"We are not overly perturbed that some people decided after analysis that they would not go forward.
“In fact it suggests that licencing has been adequately liberal and that we have a variety of players coming in," he said at a press conference after announcing the second bi-monthly monetary policy for the current fiscal.
Last August, RBI gave in-principle approval to 11 applicants, including Department of Posts, Aditya Birla Nuvo, Airtel M Commerce Services, Fino PayTech, National Securities Depository, Reliance Industries, Tech Mahindra and Vodafone m-pesa, for setting up payments banks.
Rajan said: "We gave out licences to anybody we thought have the appropriate qualifications to run a Payments Bank.
“We presume that they also analysed potential business prospects.
“After doing further analysis and seeing the other players who are coming in, some of them decided to back off.
"My sense is that the Payment Bank works particularly well for those who have base of operations and many contact points and, therefore, can built upon that and the classic example is somebody affiliated with mobile company with many kiosk through which you can do cash in cash out."
He said however that there is a cost in scrutinising licence applications as lot of information is sought and various government agencies are involved.
"People will decide they will come in or not.
“People should also acknowledge the fact that it imposes some cost on assessors to go through the application.
“We ask a lot of information from various government agencies," he said.
So, going forward, "we have to find some way that people devote adequate time to understanding whether in fact they should apply or not.
“The days where licences were rationed and, therefore, you had to get the licences otherwise you would not get down the line we hope is in the passe", he added.
He cautioned that people should not go in for licences just because it is a valuable property but must have intention of doing the business.

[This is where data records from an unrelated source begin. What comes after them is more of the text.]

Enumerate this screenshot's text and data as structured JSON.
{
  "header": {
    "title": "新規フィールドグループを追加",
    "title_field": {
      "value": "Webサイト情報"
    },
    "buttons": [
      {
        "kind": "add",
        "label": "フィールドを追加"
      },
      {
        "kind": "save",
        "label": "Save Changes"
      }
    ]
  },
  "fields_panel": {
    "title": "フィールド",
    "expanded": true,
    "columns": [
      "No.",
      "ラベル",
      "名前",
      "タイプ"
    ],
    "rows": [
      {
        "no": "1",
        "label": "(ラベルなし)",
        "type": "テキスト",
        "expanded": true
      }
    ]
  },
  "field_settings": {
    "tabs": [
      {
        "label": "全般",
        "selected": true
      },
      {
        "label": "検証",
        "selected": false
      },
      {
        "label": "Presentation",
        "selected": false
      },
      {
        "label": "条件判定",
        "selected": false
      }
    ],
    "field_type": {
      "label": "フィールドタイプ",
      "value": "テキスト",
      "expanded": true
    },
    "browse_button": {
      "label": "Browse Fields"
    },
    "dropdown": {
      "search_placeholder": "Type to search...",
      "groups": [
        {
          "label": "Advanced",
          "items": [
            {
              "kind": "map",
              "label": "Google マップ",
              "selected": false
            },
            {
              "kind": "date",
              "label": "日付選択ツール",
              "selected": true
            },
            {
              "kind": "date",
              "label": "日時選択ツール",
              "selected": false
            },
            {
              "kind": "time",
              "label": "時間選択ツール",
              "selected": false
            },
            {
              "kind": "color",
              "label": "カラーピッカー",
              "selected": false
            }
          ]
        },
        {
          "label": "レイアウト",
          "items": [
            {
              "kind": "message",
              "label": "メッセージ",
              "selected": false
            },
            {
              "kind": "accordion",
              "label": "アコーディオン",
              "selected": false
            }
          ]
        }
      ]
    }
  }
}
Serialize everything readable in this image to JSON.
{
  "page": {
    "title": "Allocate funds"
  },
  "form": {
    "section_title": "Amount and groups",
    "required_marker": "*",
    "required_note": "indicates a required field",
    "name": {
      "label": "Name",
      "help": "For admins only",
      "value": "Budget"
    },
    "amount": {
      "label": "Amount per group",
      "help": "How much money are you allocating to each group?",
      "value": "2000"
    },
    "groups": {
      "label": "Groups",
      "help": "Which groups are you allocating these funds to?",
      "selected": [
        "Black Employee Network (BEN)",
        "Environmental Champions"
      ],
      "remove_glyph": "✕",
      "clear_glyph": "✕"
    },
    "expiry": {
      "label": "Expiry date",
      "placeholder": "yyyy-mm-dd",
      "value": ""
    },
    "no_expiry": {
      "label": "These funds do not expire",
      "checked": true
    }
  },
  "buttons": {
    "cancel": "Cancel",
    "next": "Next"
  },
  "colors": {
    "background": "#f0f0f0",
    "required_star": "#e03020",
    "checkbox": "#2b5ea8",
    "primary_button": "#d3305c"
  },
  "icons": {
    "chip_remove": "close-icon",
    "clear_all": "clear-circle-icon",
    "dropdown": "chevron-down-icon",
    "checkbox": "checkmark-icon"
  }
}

"Don't just go in for licence because it's a valuable property to have but instead do the due diligence on your own.
“And when you apply, it should be with the intent of fully carrying out. . .we not overly perturbed by some people decided to back out," he added.
Image: RBI Governor Raghuram Rajan. Photograph: Danish Siddiqui/File Photo/Reuters